Profiling disables all sorts of optimisations. Think of it as compiling without -O. So I'm absolutely unsurprised by unnecessary boxing and unboxing.

However I can see that changing the asymptotic stack behaviour is undesirable, esp since you are using an explicit strict-apply. How much does this matter to you?

comment:3 Changed 3 years ago by phercek

Not much. It confused me quite a bit so I reported it. This is the first time ghc given me wrong result. I'll just take care not to add -O when profiling. Well, that is if there is not a similar bug for some other programs which would change asymptotic behavior even when optimizations are not used. I did not see such a bug yet. That would defeat the goal of profiling. I profile to solve space/time problems.
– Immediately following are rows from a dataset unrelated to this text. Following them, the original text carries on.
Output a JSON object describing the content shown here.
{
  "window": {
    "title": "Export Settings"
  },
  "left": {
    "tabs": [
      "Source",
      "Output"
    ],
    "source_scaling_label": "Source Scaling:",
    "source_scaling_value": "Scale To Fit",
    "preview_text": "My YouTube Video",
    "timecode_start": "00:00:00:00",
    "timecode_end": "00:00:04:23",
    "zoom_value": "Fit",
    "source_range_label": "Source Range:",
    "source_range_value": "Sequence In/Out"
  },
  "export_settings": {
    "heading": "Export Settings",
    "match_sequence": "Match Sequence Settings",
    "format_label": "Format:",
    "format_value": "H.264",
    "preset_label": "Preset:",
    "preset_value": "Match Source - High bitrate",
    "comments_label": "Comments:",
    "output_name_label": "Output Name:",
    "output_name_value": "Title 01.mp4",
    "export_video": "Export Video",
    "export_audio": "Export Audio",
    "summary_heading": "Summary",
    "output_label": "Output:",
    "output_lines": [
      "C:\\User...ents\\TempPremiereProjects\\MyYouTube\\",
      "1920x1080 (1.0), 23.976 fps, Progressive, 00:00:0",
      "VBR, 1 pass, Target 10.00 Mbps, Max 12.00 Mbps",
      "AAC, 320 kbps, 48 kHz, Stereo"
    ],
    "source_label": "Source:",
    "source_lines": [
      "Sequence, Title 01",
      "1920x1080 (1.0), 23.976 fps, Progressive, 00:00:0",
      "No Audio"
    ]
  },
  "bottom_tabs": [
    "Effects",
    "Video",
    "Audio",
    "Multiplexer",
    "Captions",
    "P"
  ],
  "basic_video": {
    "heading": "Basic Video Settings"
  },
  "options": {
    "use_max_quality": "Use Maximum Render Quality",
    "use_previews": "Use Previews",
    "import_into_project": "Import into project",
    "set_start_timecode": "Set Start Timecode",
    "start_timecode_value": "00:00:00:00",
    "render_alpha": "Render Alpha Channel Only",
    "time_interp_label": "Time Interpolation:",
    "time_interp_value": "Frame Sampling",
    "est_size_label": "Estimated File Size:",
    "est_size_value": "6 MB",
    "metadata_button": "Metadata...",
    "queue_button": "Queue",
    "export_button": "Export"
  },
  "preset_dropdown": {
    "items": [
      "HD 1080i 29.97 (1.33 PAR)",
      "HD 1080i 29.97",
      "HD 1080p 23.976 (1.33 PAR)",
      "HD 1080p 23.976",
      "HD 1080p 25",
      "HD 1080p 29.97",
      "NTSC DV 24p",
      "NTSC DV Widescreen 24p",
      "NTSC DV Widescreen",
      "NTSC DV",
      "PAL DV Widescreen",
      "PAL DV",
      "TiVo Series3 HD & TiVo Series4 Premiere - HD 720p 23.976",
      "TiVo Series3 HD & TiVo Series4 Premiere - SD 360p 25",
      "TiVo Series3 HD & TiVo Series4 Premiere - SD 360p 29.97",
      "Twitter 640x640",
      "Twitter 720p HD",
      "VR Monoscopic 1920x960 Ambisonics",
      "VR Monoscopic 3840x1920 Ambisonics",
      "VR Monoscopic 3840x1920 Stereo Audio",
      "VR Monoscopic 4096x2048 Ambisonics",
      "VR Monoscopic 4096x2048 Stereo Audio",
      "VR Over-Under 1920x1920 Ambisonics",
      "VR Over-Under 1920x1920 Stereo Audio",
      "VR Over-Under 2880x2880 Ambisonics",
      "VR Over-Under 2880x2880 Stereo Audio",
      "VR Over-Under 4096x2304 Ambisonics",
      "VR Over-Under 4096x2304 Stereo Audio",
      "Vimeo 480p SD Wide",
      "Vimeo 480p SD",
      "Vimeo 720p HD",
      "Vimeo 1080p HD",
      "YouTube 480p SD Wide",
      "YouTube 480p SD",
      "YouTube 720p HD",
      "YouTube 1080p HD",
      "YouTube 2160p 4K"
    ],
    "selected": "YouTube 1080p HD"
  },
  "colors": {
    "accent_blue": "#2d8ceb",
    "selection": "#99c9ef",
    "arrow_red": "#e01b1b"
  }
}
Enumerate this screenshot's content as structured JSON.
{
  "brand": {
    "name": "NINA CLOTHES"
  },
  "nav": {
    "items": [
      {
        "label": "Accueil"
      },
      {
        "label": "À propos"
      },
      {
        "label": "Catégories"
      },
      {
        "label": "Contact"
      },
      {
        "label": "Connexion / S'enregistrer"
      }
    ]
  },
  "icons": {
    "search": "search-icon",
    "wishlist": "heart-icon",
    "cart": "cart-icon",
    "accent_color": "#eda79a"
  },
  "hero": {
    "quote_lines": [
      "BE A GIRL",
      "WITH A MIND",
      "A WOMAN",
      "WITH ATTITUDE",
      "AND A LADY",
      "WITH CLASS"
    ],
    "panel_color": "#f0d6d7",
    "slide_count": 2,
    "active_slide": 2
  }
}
I often solve these by changing strictness explicitly. If profiling ignored explicit strictness specifications then it would be kind of useless.

So I think fixing this can be postponed till a similar bug is not found which would not depend on -O flag too.

comment:4 Changed 3 years ago by simonmar

  • Component changed from Compiler to Profiling
  • Milestone set to 7.4.1

It looks like the simplifier has left behind behind the unboxing and reboxing created by the worker-wrapper transformation, and as a result accumulate is no longer tail-recursive, which explains the stack overflow. Presumably the problem is that the scc annotation got in the way.

I think we should defer this for now (along with lots of other profiling tickets) until we have time to do a thorough overhaul of profiling. The first step would be to figure out the desired semantics of Core with scc, so that we know how to do optimisation in its presence.

comment:5 Changed 3 years ago by simonmar

  • Owner set to simonmar

comment:6 Changed 2 years ago by marlowsd@…

commit eea40328004e3cad1fdd31004337e10e6ae5fc52

Author: Simon Marlow <marlowsd@gmail.com>
Date:   Wed Dec 7 15:23:28 2011 +0000

    Improve optimisation in the presence of SCCs (fixes #5363)
    
    We had some special cases to handle things like
    
      case (scc c (case E of alts)) of alts'
    
    but it only worked when there was a single scc in the way.  This
    generalises the optimisation to handle multiple sccs and ticks, so
    that we can catch most case-of-case optimisations that would normally
    apply in the absence of profiling.
    
    This fixes the example in #5363, and nofib results (with -prof
    -fprof-auto) show that allocation universally goes down or stays the
    same.

 compiler/simplCore/Simplify.lhs |   35 +++++++++++++++++++++++++----------
 1 files changed, 25 insertions(+), 10 deletions(-)

comment:7 Changed 2 years ago by simonmar

  • Difficulty set to Unknown
  • Resolution set to fixed
  • Status changed from new to closed
Note: See TracTickets for help on using tickets.